_Your objective_
A word-for-word restatement of every entry is what is needed here.

Dataset rows for apps and sites
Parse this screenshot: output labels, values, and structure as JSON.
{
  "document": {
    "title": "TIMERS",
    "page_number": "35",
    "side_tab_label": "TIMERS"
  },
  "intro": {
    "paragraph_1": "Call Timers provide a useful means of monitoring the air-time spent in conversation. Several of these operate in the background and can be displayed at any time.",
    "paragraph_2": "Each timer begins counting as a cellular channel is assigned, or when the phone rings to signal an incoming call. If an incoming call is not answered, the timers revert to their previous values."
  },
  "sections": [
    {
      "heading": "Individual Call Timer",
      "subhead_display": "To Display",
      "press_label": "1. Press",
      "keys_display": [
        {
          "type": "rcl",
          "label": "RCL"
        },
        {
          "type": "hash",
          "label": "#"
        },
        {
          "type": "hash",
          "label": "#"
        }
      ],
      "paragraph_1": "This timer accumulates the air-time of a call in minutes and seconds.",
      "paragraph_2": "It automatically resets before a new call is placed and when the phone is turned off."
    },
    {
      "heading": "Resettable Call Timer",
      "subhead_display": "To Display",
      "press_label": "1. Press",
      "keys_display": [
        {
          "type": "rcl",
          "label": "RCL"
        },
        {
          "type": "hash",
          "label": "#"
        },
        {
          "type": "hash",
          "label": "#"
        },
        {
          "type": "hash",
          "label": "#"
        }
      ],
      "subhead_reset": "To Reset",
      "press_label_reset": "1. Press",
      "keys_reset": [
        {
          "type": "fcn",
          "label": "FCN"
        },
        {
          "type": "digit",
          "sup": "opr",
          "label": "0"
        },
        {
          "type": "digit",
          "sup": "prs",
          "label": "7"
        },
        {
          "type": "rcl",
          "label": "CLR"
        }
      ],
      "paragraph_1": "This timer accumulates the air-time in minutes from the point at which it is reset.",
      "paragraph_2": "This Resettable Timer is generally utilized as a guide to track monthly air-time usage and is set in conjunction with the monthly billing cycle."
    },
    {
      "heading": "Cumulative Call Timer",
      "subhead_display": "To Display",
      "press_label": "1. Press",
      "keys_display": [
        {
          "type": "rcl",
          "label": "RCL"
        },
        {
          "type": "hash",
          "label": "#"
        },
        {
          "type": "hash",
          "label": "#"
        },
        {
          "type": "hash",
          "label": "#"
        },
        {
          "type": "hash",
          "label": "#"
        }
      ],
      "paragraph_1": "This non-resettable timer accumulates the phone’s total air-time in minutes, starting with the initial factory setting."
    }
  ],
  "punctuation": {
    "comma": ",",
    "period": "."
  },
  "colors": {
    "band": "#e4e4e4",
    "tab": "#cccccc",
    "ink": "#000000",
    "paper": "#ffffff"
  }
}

_Answer for the task_
Parse this screenshot: output labels, values, and structure as JSON.
{
  "document": {
    "title": "TIMERS",
    "page_number": "35",
    "side_tab_label": "TIMERS"
  },
  "intro": {
    "paragraph_1": "Call Timers provide a useful means of monitoring the air-time spent in conversation. Several of these operate in the background and can be displayed at any time.",
    "paragraph_2": "Each timer begins counting as a cellular channel is assigned, or when the phone rings to signal an incoming call. If an incoming call is not answered, the timers revert to their previous values."
  },
  "sections": [
    {
      "heading": "Individual Call Timer",
      "subhead_display": "To Display",
      "press_label": "1. Press",
      "keys_display": [
        {
          "type": "rcl",
          "label": "RCL"
        },
        {
          "type": "hash",
          "label": "#"
        },
        {
          "type": "hash",
          "label": "#"
        }
      ],
      "paragraph_1": "This timer accumulates the air-time of a call in minutes and seconds.",
      "paragraph_2": "It automatically resets before a new call is placed and when the phone is turned off."
    },
    {
      "heading": "Resettable Call Timer",
      "subhead_display": "To Display",
      "press_label": "1. Press",
      "keys_display": [
        {
          "type": "rcl",
          "label": "RCL"
        },
        {
          "type": "hash",
          "label": "#"
        },
        {
          "type": "hash",
          "label": "#"
        },
        {
          "type": "hash",
          "label": "#"
        }
      ],
      "subhead_reset": "To Reset",
      "press_label_reset": "1. Press",
      "keys_reset": [
        {
          "type": "fcn",
          "label": "FCN"
        },
        {
          "type": "digit",
          "sup": "opr",
          "label": "0"
        },
        {
          "type": "digit",
          "sup": "prs",
          "label": "7"
        },
        {
          "type": "rcl",
          "label": "CLR"
        }
      ],
      "paragraph_1": "This timer accumulates the air-time in minutes from the point at which it is reset.",
      "paragraph_2": "This Resettable Timer is generally utilized as a guide to track monthly air-time usage and is set in conjunction with the monthly billing cycle."
    },
    {
      "heading": "Cumulative Call Timer",
      "subhead_display": "To Display",
      "press_label": "1. Press",
      "keys_display": [
        {
          "type": "rcl",
          "label": "RCL"
        },
        {
          "type": "hash",
          "label": "#"
        },
        {
          "type": "hash",
          "label": "#"
        },
        {
          "type": "hash",
          "label": "#"
        },
        {
          "type": "hash",
          "label": "#"
        }
      ],
      "paragraph_1": "This non-resettable timer accumulates the phone’s total air-time in minutes, starting with the initial factory setting."
    }
  ],
  "punctuation": {
    "comma": ",",
    "period": "."
  },
  "colors": {
    "band": "#e4e4e4",
    "tab": "#cccccc",
    "ink": "#000000",
    "paper": "#ffffff"
  }
}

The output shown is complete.